Former Goldman-Sachs chairman believes US economy in similar spot to pre-recession 2008; too dependent on consumers
Former Goldman-Sachs Asset Management chairman Jim O’Neill said the US economy is turning “riskily dependent” on an already “overleveraged consumer”. The warning, which comes with shades of the last recession, was raised last Wednesday on CNBC.
He continued: “It’s like, on some ways, like in 2008”. O’Neill, an economist, currently hold s chair in Chatham House, an international affairs think tank.
Q2 saw US consumer debt grow by 1.4% – valued at $192 billion – to reach close to $13.9 trillion. The peak before the 2008 recessin was $12.7 trillion, as recorded by the New York Fed.
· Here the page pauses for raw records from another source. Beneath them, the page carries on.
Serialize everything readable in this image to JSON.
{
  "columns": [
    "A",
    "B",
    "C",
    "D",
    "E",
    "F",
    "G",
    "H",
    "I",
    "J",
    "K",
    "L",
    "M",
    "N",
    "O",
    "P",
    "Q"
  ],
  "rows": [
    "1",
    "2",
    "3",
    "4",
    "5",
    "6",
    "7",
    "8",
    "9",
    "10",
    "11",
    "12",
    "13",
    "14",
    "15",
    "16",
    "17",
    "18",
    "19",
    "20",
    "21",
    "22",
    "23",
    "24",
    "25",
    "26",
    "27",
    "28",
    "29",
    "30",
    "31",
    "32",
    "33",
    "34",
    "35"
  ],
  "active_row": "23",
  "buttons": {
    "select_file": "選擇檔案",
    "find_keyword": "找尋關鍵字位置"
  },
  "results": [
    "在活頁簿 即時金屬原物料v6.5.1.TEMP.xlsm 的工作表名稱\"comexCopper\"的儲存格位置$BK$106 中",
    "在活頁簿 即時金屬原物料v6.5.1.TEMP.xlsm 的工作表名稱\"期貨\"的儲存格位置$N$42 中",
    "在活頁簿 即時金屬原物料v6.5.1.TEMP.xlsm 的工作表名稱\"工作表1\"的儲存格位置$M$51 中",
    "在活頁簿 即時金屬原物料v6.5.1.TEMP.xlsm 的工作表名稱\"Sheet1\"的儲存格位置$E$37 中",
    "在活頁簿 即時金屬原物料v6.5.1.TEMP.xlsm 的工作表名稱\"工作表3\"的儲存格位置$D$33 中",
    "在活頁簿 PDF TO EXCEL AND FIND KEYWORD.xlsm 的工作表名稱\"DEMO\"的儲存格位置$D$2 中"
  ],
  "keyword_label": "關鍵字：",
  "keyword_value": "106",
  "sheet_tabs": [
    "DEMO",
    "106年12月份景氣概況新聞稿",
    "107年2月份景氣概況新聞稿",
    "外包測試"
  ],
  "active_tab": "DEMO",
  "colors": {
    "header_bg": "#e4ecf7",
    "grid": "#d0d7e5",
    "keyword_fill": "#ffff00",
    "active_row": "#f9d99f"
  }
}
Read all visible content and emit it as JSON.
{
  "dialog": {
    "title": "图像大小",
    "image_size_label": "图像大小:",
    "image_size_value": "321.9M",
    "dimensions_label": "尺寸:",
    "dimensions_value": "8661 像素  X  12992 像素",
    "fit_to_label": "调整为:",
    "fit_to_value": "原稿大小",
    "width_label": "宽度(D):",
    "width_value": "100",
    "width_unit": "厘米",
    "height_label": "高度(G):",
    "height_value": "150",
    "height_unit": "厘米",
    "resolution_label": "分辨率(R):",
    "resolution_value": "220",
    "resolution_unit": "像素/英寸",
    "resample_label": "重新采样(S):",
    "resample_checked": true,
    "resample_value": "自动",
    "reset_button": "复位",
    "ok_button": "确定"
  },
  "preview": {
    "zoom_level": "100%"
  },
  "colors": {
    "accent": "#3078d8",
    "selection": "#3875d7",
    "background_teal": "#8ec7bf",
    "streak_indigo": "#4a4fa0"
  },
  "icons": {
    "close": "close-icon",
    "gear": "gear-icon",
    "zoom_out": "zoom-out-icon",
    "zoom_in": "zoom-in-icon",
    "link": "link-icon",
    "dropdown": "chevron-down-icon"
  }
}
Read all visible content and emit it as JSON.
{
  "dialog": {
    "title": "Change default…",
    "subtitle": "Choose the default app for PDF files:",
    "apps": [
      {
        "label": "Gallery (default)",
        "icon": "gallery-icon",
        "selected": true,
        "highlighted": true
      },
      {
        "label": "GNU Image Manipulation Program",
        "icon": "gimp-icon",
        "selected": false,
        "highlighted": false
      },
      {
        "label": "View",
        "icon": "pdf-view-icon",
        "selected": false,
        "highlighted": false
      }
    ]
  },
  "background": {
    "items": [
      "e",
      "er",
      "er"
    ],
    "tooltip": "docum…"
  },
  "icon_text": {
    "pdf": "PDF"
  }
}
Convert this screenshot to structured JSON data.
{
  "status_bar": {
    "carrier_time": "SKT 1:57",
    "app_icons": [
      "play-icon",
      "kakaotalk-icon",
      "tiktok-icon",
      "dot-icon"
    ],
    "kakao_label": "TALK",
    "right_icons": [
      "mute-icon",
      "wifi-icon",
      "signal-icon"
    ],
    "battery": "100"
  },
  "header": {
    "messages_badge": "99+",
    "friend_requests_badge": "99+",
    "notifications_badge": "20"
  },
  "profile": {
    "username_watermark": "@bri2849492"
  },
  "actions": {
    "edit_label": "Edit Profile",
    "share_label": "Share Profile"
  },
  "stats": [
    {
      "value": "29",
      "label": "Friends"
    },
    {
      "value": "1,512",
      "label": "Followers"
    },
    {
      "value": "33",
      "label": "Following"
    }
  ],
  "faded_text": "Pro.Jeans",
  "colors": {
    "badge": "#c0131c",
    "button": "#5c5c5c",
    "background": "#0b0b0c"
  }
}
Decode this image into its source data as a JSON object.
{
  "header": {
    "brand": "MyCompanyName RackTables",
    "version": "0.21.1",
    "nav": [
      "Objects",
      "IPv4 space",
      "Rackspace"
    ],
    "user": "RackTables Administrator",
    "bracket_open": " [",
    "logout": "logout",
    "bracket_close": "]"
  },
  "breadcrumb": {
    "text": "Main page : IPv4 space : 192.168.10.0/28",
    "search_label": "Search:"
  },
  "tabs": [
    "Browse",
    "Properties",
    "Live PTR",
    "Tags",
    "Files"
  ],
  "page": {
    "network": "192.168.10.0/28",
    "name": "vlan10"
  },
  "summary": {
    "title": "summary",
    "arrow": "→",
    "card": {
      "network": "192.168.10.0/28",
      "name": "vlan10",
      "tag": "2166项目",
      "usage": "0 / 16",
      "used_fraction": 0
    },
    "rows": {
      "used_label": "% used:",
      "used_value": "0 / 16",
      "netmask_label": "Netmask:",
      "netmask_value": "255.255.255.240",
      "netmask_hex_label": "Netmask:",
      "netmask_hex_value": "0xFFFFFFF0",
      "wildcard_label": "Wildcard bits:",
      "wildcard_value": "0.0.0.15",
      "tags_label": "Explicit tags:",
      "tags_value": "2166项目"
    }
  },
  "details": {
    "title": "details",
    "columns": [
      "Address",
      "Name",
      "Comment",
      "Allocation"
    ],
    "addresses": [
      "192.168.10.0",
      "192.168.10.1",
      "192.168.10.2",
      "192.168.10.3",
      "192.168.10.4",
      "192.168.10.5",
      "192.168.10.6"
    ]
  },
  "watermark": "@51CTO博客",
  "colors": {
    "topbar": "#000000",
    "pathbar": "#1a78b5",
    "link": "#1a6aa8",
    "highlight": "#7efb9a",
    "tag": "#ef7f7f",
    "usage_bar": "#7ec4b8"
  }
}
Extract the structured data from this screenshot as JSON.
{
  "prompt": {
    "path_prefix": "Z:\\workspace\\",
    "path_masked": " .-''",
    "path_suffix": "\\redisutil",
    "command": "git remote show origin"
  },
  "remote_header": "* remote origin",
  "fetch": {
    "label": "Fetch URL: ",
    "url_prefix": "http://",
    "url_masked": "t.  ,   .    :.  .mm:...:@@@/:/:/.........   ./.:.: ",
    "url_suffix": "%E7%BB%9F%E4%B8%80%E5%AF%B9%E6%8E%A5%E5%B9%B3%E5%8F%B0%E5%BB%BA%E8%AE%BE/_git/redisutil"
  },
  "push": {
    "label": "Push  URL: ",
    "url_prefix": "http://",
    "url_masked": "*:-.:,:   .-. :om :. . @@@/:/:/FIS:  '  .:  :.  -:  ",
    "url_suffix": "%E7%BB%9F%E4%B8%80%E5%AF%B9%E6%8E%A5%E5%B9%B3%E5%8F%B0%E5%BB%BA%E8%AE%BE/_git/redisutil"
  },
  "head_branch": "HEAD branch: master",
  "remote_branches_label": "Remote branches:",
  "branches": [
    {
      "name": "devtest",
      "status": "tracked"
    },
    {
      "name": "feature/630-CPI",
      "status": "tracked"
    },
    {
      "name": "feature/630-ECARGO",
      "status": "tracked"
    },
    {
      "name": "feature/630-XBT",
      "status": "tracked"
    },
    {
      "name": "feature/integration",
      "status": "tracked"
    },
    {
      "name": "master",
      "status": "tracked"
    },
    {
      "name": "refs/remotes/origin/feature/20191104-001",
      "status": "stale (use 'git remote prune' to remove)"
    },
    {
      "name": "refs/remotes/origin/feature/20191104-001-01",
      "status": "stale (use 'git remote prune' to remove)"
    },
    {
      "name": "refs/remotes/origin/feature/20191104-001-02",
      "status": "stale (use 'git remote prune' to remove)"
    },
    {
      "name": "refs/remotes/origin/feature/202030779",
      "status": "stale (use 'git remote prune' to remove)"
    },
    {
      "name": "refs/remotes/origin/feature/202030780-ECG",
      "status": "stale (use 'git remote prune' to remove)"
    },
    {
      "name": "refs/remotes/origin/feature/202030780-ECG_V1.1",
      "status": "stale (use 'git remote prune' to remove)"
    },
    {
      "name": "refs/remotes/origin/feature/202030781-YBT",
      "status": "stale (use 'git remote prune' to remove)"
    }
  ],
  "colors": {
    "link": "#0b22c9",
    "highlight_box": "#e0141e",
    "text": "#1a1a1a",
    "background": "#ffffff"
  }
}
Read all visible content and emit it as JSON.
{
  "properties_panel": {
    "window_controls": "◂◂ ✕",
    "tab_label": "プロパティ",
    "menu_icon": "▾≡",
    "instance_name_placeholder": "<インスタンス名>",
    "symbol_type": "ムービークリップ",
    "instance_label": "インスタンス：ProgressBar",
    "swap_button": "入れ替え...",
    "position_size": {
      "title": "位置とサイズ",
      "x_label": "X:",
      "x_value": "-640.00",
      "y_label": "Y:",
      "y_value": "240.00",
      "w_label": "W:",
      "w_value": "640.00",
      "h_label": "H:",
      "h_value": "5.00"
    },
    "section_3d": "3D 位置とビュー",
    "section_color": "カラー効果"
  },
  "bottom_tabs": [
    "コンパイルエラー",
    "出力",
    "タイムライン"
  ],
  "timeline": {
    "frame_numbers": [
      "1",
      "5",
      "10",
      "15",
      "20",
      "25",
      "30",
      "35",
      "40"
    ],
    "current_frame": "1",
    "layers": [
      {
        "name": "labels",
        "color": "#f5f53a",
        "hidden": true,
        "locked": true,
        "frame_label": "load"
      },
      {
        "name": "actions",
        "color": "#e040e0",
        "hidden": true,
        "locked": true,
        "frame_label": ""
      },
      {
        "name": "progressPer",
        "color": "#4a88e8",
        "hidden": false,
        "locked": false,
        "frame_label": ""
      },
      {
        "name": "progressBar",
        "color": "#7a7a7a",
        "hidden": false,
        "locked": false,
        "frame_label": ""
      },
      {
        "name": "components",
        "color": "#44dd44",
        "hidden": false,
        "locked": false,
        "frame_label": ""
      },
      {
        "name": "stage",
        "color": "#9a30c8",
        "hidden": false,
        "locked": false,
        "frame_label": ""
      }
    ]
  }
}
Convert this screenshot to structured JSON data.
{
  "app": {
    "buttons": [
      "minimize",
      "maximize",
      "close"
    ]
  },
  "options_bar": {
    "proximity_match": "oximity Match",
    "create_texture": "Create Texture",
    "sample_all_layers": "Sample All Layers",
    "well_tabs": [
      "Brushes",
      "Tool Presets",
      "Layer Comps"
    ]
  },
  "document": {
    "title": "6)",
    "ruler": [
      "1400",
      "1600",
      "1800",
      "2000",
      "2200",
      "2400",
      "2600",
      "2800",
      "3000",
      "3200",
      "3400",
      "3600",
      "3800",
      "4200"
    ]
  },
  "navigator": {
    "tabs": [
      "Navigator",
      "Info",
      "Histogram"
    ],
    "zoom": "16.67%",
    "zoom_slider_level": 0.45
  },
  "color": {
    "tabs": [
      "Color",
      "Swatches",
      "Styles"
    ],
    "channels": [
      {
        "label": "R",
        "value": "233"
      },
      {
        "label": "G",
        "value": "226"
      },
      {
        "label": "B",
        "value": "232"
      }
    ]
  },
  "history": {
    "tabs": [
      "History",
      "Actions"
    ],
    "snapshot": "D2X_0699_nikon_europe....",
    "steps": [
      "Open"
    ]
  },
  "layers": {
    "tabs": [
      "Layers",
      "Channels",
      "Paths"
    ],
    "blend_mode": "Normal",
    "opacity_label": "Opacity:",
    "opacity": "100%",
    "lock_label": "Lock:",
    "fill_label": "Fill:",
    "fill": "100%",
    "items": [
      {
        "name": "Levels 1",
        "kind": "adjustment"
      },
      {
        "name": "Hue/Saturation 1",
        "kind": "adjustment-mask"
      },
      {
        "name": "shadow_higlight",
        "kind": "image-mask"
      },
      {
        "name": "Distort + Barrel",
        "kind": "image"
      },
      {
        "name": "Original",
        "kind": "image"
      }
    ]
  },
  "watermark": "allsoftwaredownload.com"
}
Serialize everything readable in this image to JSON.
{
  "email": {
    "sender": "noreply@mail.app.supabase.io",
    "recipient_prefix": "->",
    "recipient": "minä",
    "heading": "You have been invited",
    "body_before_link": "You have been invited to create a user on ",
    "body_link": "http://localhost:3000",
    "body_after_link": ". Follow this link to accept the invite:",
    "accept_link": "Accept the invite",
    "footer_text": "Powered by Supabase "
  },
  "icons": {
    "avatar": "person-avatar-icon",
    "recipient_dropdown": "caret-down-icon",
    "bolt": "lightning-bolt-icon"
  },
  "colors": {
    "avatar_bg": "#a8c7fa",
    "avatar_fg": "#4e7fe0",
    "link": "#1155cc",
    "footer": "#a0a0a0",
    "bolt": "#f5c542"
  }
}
When contrasted against household worth, though, the debt is at about 50% of where it was when the ongoing economic expansion began – standing now at 14.4% vs. June 2009’s 27.4%.
As part of a Fast Money Halftime Report interview, O’Neill highlighted that economic strength relies on consumer expenditure, “which is fine unless financial conditions tighten unexpectedly” and those customers who hold the debt “can’t keep up the consumption.”
Those were the circumstances that took to the 2009 financial crisis that opened the gateways for the Great Recession: the greatest economic disaster in North America since the Great Depression.
About 66% of U.S. economic growth comes from consumer spending.